Secrets of my craft
Below I answer questions people often ask me in regard to Rose Rapson:
Rose Rapson is not me. We share some things in common, but I regard Rose much more as my
imaginary third child than my younger self.
Some of the characters are based on real, flesh-and- blood people, but others are completely
fictitious. Still others originate from mythology, whose features I have crafted drawing on the
information available to me.
It was my childhood dream to write a novel. The idea of actually doing it came to me while I was
having my last ever conversation with my grandfather, just before he died in 2013. The mood of
this conversation (though not the exact subject matter) is immortalised in chapter 10 of the
book, which was the first part of the novel I wrote.
On the same day, randomly surfing the internet, I came across the legend of Lady Rapson, Queen
of the Transylvanian Fairies. I took this as a celestial sign, especially as my grandfather’s family
roots are in Transylvania, so there was no question that this would be the core around which I
would construct my myth.
The main plot of the story popped into my mind while I was jogging in the Buda hills, shortly
after my grandfather passed away. After that, I didn’t have to worry about what to write, only
when I would write it, as I had very little free time. The details, of course, came later, while I was
writing – and running.
So who is Lady Rapson? She was the Queen of the Transylvanian Fairies, a true matriarchal ruler,
who reached far beyond her original position as a spouse after the mysterious disappearance of
his husband, who ruled before her. Lady Rapson’s castle is no fiction, it actually exists. Its ruins
can still be visited by walking along a tourist trail which starts about 5 miles from Parajd on the
road towards Gyergyószentmiklós (today’s Praid and Gheorgheni, Romania).
During the writing process I had no conscious awareness of any particular literary genre. I am a
lawyer who loves literature, but I’ve never studied the art of writing. I was given a beautiful
story, and I felt, from the very first moment, that it had been entrusted to me, and that I should
do something good with it and share it with others. The blending of mythology, esotericism and
psychology evolved naturally in my narrative, it was not intentional on my part.
There is formidable literary talent, past and present, in my extended family, but this is my own
first venture into writing, and, truth be told, since graduating law school, almost the only things
I’ve read have been books on law and baby care!
As a young mother on maternity leave, I had a wonderful chance to write, actually my very first.

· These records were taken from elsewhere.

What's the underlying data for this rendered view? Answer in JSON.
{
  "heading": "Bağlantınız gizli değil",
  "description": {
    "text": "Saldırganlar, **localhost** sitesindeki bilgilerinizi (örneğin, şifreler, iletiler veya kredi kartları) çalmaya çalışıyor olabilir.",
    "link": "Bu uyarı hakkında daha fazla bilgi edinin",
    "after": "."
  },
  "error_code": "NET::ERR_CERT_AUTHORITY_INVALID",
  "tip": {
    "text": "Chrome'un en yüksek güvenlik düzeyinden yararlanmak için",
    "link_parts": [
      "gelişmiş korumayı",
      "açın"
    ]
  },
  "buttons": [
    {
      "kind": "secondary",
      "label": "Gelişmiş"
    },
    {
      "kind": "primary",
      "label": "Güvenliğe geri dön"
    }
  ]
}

When my children were born, maternity leave provided “justification” for a “professional
sabbatical”. I now had a chance to do something with my brain other than law. Stealing an hour
or two here and there to spend with Rose, I still had abundant quality family time. I look upon
the last four years of my life – not working in my profession – as the “mystery of birthing and
creation”. I gave birth to my son and daughter, as well as to my novel. I am so blessed, not to
mention grateful for this opportunity.
Do I believe in everything I wrote about, all the things in the book that can’t be grasped
physically or comprehended as rational facts? Not long ago, even while writing my novel, I didn’t
believe any of it one bit. I didn’t understand why I was the one to be given this inspiration, this
challenge, and I worried that I wouldn’t be able to carry it through authentically or consistently.
Why? Because when I started to write, I was, if anything, an even more rational person than
Rose. Then, a few things happened to me while I was writing the book, and even more so after
I’d finished, which made me accept, more than I’d ever done, that so many more things exist in
life than those in the material realm. In brief. And although I shaped the book, the book also
Chapter 13 is my favourite, though it’s linguistically a little “odd” compared with the rest of the
book, because it uses the local Siculian (Szekler/Székely) dialect of that part of Transylvania
where it takes place. My favourite characters are obviously Rose and her ancestor, Lady Rapson.
They are the personifications of the purple-and- red strong-minded and proud women, who don’t
care at all about social conventions. My favourite supporting character is the Siculian giant,
Bruno, although the truth is that I love all my characters; this explains why I already have a new
writing diary filled with the whole cast and their upcoming adventures. That said, the sequel will
only come to fruition provided my readers also want to keep Rose Rapson company on her next
What is the book’s most important moral message? There is love and acceptance, fellowship and
teamwork, bravery and pride, perseverance and dedication, emotional peace and inner
harmony. The empowerment of a fearless attitude towards life, the importance of loving
yourself, but most importantly, discovering and living your own destiny. And, obviously, the path
to another world, whence we come and towards we are headed. Everyone reading this book will
discover, among the matrix of messages it embraces, one that is their very own. My own is,
“Let’s wake up and embrace our inner goodness, our own fairy roots, and make the world a
better place. If you don’t believe in miracles, then you are not a realist.” It is in this spirit that I
am building my charity campaign around this book.
”WAKE UP, MY FAIRIES!”
(For more information, please click on ”CHARITY”!)